>>
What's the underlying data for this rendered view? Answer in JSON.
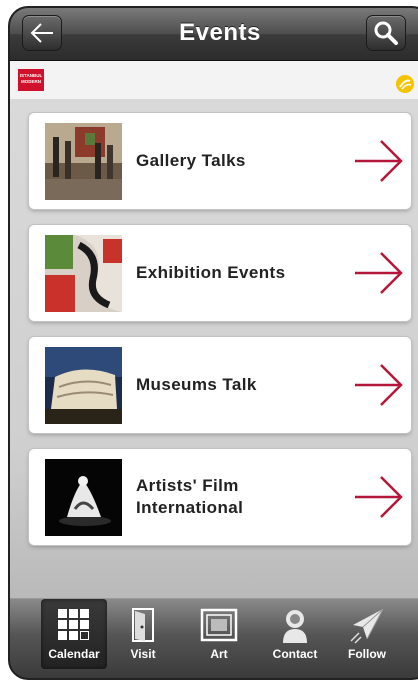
{
  "header": {
    "title": "Events",
    "back_icon": "arrow-left-icon",
    "search_icon": "search-icon"
  },
  "brand": {
    "logo_lines": [
      "ISTANBUL",
      "MODERN"
    ],
    "badge_icon": "turkcell-badge-icon"
  },
  "events": [
    {
      "label": "Gallery Talks",
      "thumb": "gallery-talks-thumbnail"
    },
    {
      "label": "Exhibition Events",
      "thumb": "exhibition-events-thumbnail"
    },
    {
      "label": "Museums Talk",
      "thumb": "museums-talk-thumbnail"
    },
    {
      "label": "Artists' Film International",
      "thumb": "artists-film-thumbnail"
    }
  ],
  "tabs": [
    {
      "label": "Calendar",
      "icon": "calendar-grid-icon",
      "active": true
    },
    {
      "label": "Visit",
      "icon": "door-icon",
      "active": false
    },
    {
      "label": "Art",
      "icon": "frame-icon",
      "active": false
    },
    {
      "label": "Contact",
      "icon": "person-icon",
      "active": false
    },
    {
      "label": "Follow",
      "icon": "paper-plane-icon",
      "active": false
    }
  ],
  "colors": {
    "accent_arrow": "#b5173a",
    "logo_red": "#d0112b",
    "badge_yellow": "#f4c400"
  }
}
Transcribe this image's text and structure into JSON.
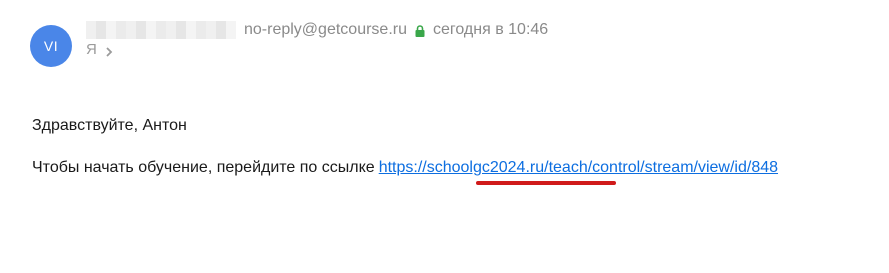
{
  "sender": {
    "avatar_initials": "VI",
    "avatar_color": "#4a86e8",
    "email": "no-reply@getcourse.ru",
    "date": "сегодня в 10:46"
  },
  "recipient": {
    "label": "Я"
  },
  "message": {
    "greeting": "Здравствуйте, Антон",
    "body_text": "Чтобы начать обучение, перейдите по ссылке",
    "link_text": "https://schoolgc2024.ru/teach/control/stream/view/id/848"
  },
  "colors": {
    "lock_green": "#3aa74a",
    "link_blue": "#0d6ee0",
    "highlight_red": "#d01a1a"
  },
  "icons": {
    "lock": "lock-icon",
    "chevron": "chevron-right-icon"
  }
}
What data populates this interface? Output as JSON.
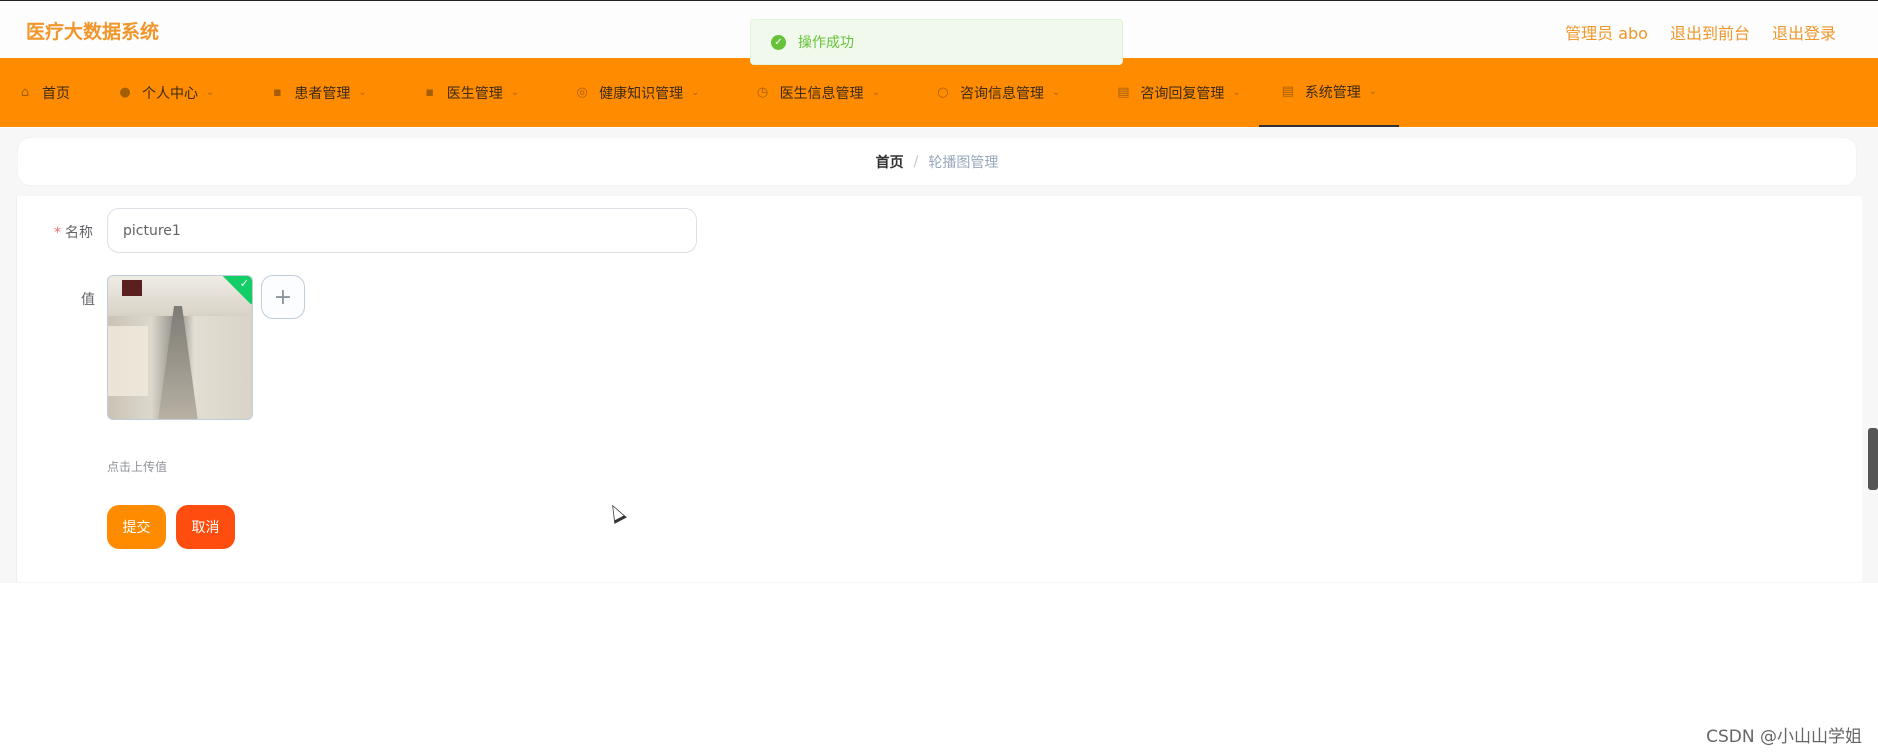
{
  "header": {
    "app_title": "医疗大数据系统",
    "admin_label": "管理员 abo",
    "exit_front_label": "退出到前台",
    "logout_label": "退出登录"
  },
  "toast": {
    "message": "操作成功",
    "icon": "check-circle-icon",
    "color": "#67c23a"
  },
  "nav": {
    "items": [
      {
        "label": "首页",
        "icon": "home-icon"
      },
      {
        "label": "个人中心",
        "icon": "user-icon"
      },
      {
        "label": "患者管理",
        "icon": "chat-icon"
      },
      {
        "label": "医生管理",
        "icon": "chat-icon"
      },
      {
        "label": "健康知识管理",
        "icon": "compass-icon"
      },
      {
        "label": "医生信息管理",
        "icon": "clock-icon"
      },
      {
        "label": "咨询信息管理",
        "icon": "circle-icon"
      },
      {
        "label": "咨询回复管理",
        "icon": "clipboard-icon"
      },
      {
        "label": "系统管理",
        "icon": "clipboard-icon"
      }
    ],
    "active_index": 8
  },
  "breadcrumb": {
    "home": "首页",
    "separator": "/",
    "current": "轮播图管理"
  },
  "form": {
    "name_label": "名称",
    "name_required_mark": "*",
    "name_value": "picture1",
    "value_label": "值",
    "upload_hint": "点击上传值",
    "submit_label": "提交",
    "cancel_label": "取消"
  },
  "watermark": "CSDN @小山山学姐",
  "colors": {
    "accent": "#ff8c00",
    "title": "#f0962a",
    "cancel": "#ff4d0f",
    "success": "#67c23a"
  }
}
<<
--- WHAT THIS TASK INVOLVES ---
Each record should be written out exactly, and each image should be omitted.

--- ANSWER BOX ---
What's the underlying data for this rendered view? Answer in JSON.
{
  "header": {
    "title": "Events",
    "back_icon": "arrow-left-icon",
    "search_icon": "search-icon"
  },
  "brand": {
    "logo_lines": [
      "ISTANBUL",
      "MODERN"
    ],
    "badge_icon": "turkcell-badge-icon"
  },
  "events": [
    {
      "label": "Gallery Talks",
      "thumb": "gallery-talks-thumbnail"
    },
    {
      "label": "Exhibition Events",
      "thumb": "exhibition-events-thumbnail"
    },
    {
      "label": "Museums Talk",
      "thumb": "museums-talk-thumbnail"
    },
    {
      "label": "Artists' Film International",
      "thumb": "artists-film-thumbnail"
    }
  ],
  "tabs": [
    {
      "label": "Calendar",
      "icon": "calendar-grid-icon",
      "active": true
    },
    {
      "label": "Visit",
      "icon": "door-icon",
      "active": false
    },
    {
      "label": "Art",
      "icon": "frame-icon",
      "active": false
    },
    {
      "label": "Contact",
      "icon": "person-icon",
      "active": false
    },
    {
      "label": "Follow",
      "icon": "paper-plane-icon",
      "active": false
    }
  ],
  "colors": {
    "accent_arrow": "#b5173a",
    "logo_red": "#d0112b",
    "badge_yellow": "#f4c400"
  }
}
Transcribe this image's text and structure into JSON.
{
  "sender": {
    "avatar_initials": "VI",
    "avatar_color": "#4a86e8",
    "email": "no-reply@getcourse.ru",
    "date": "сегодня в 10:46"
  },
  "recipient": {
    "label": "Я"
  },
  "message": {
    "greeting": "Здравствуйте, Антон",
    "body_text": "Чтобы начать обучение, перейдите по ссылке",
    "link_text": "https://schoolgc2024.ru/teach/control/stream/view/id/848"
  },
  "colors": {
    "lock_green": "#3aa74a",
    "link_blue": "#0d6ee0",
    "highlight_red": "#d01a1a"
  },
  "icons": {
    "lock": "lock-icon",
    "chevron": "chevron-right-icon"
  }
}
What data populates this interface? Output as JSON.
{
  "header": {
    "app_title": "医疗大数据系统",
    "admin_label": "管理员 abo",
    "exit_front_label": "退出到前台",
    "logout_label": "退出登录"
  },
  "toast": {
    "message": "操作成功",
    "icon": "check-circle-icon",
    "color": "#67c23a"
  },
  "nav": {
    "items": [
      {
        "label": "首页",
        "icon": "home-icon"
      },
      {
        "label": "个人中心",
        "icon": "user-icon"
      },
      {
        "label": "患者管理",
        "icon": "chat-icon"
      },
      {
        "label": "医生管理",
        "icon": "chat-icon"
      },
      {
        "label": "健康知识管理",
        "icon": "compass-icon"
      },
      {
        "label": "医生信息管理",
        "icon": "clock-icon"
      },
      {
        "label": "咨询信息管理",
        "icon": "circle-icon"
      },
      {
        "label": "咨询回复管理",
        "icon": "clipboard-icon"
      },
      {
        "label": "系统管理",
        "icon": "clipboard-icon"
      }
    ],
    "active_index": 8
  },
  "breadcrumb": {
    "home": "首页",
    "separator": "/",
    "current": "轮播图管理"
  },
  "form": {
    "name_label": "名称",
    "name_required_mark": "*",
    "name_value": "picture1",
    "value_label": "值",
    "upload_hint": "点击上传值",
    "submit_label": "提交",
    "cancel_label": "取消"
  },
  "watermark": "CSDN @小山山学姐",
  "colors": {
    "accent": "#ff8c00",
    "title": "#f0962a",
    "cancel": "#ff4d0f",
    "success": "#67c23a"
  }
}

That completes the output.